The actions and template data in a JSP page is written using the
JspWriter object that is referenced by the implicit variable out which
is initialized automatically using methods in the PageContext object.
This abstract class emulates some of the functionality found in the
java.io.BufferedWriter and java.io.PrintWriter classes,
however it differs in that it throws java.io.IOException from the print
methods while PrintWriter does not.
The initial JspWriter object is associated with the PrintWriter object
of the ServletResponse in a way that depends on whether the page is or
is not buffered. If the page is not buffered, output written to this
JspWriter object will be written through to the PrintWriter directly,
which will be created if necessary by invoking the getWriter() method
on the response object. But if the page is buffered, the PrintWriter
object will not be created until the buffer is flushed and
operations like setContentType() are legal. Since this flexibility
simplifies programming substantially, buffering is the default for JSP
Buffering raises the issue of what to do when the buffer is
exceeded. Two approaches can be taken:
Both approaches are valid, and thus both are supported in the JSP
technology. The behavior of a page is controlled by the autoFlush

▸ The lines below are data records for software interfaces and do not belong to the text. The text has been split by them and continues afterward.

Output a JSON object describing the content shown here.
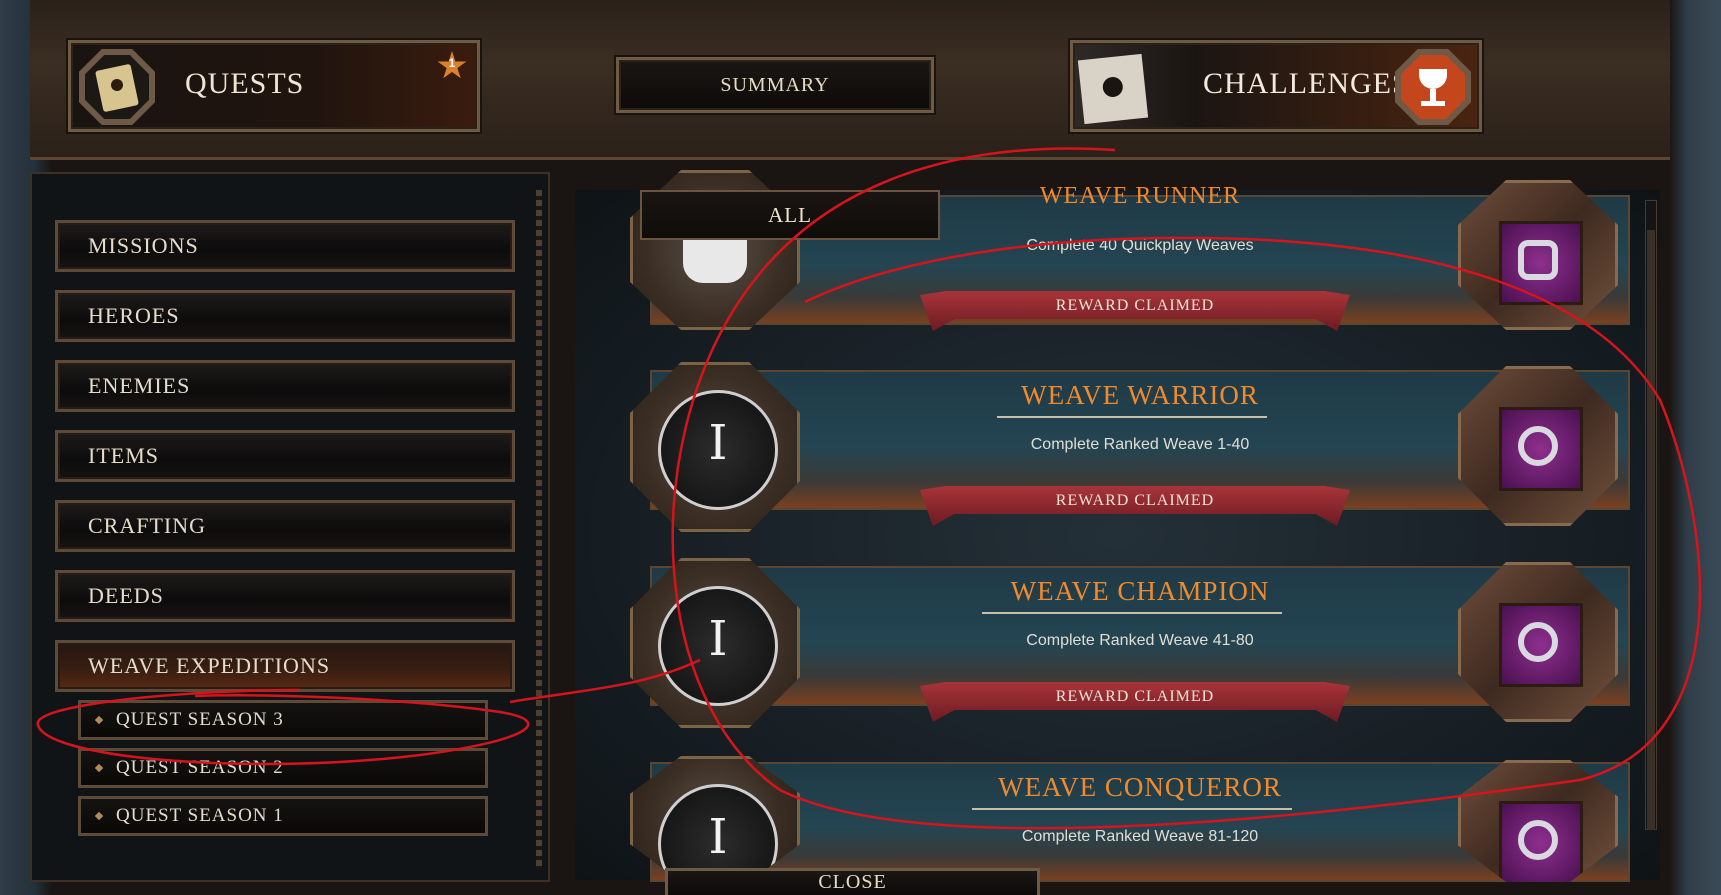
{
  "header": {
    "quests_tab_label": "QUESTS",
    "quests_badge": "1",
    "summary_label": "SUMMARY",
    "challenges_tab_label": "CHALLENGES",
    "filter_label": "ALL",
    "close_label": "CLOSE"
  },
  "sidebar": {
    "items": [
      {
        "label": "MISSIONS"
      },
      {
        "label": "HEROES"
      },
      {
        "label": "ENEMIES"
      },
      {
        "label": "ITEMS"
      },
      {
        "label": "CRAFTING"
      },
      {
        "label": "DEEDS"
      },
      {
        "label": "WEAVE EXPEDITIONS"
      }
    ],
    "subitems": [
      {
        "label": "QUEST SEASON 3"
      },
      {
        "label": "QUEST SEASON 2"
      },
      {
        "label": "QUEST SEASON 1"
      }
    ]
  },
  "challenges": [
    {
      "title": "WEAVE RUNNER",
      "description": "Complete 40 Quickplay Weaves",
      "status": "REWARD CLAIMED"
    },
    {
      "title": "WEAVE WARRIOR",
      "description": "Complete Ranked Weave 1-40",
      "status": "REWARD CLAIMED",
      "medal": "I"
    },
    {
      "title": "WEAVE CHAMPION",
      "description": "Complete Ranked Weave 41-80",
      "status": "REWARD CLAIMED",
      "medal": "I"
    },
    {
      "title": "WEAVE CONQUEROR",
      "description": "Complete Ranked Weave 81-120",
      "medal": "I"
    }
  ],
  "colors": {
    "title_orange": "#f08a2e",
    "ribbon_red": "#a8343a",
    "annotation_red": "#d6141c"
  }
}
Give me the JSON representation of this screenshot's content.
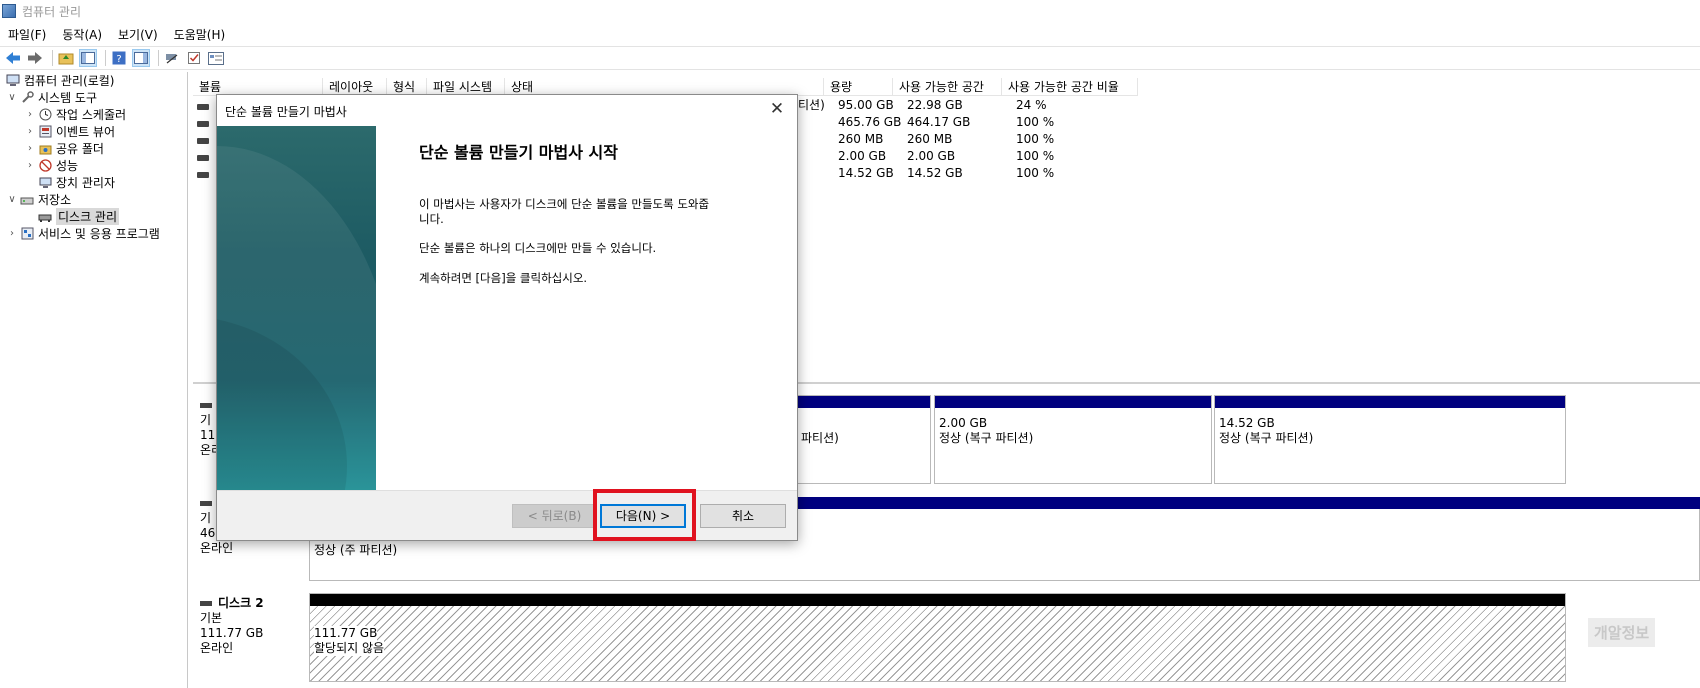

attribute, which defaults to true. In general, JSP pages that need to
be sure that correct and complete data has been sent to their client
may want to set autoFlush to false, with a typical case being that
where the client is an application itself. On the other hand, JSP
pages that send data that is meaningful even when partially
constructed may want to set autoFlush to true; such as when the
data is sent for immediate display through a browser. Each application
will need to consider their specific needs.
An alternative considered was to make the buffer size unbounded; but,
this had the disadvantage that runaway computations would consume an
unbounded amount of resources.
The "out" implicit variable of a JSP implementation class is of this type.
If the page directive selects autoflush="true" then all the I/O operations
on this class shall automatically flush the contents of the buffer if an
overflow condition would result if the current operation were performed
without a flush. If autoflush="false" then all the I/O operations on this
class shall throw an IOException if performing the current operation would
result in a buffer overflow condition.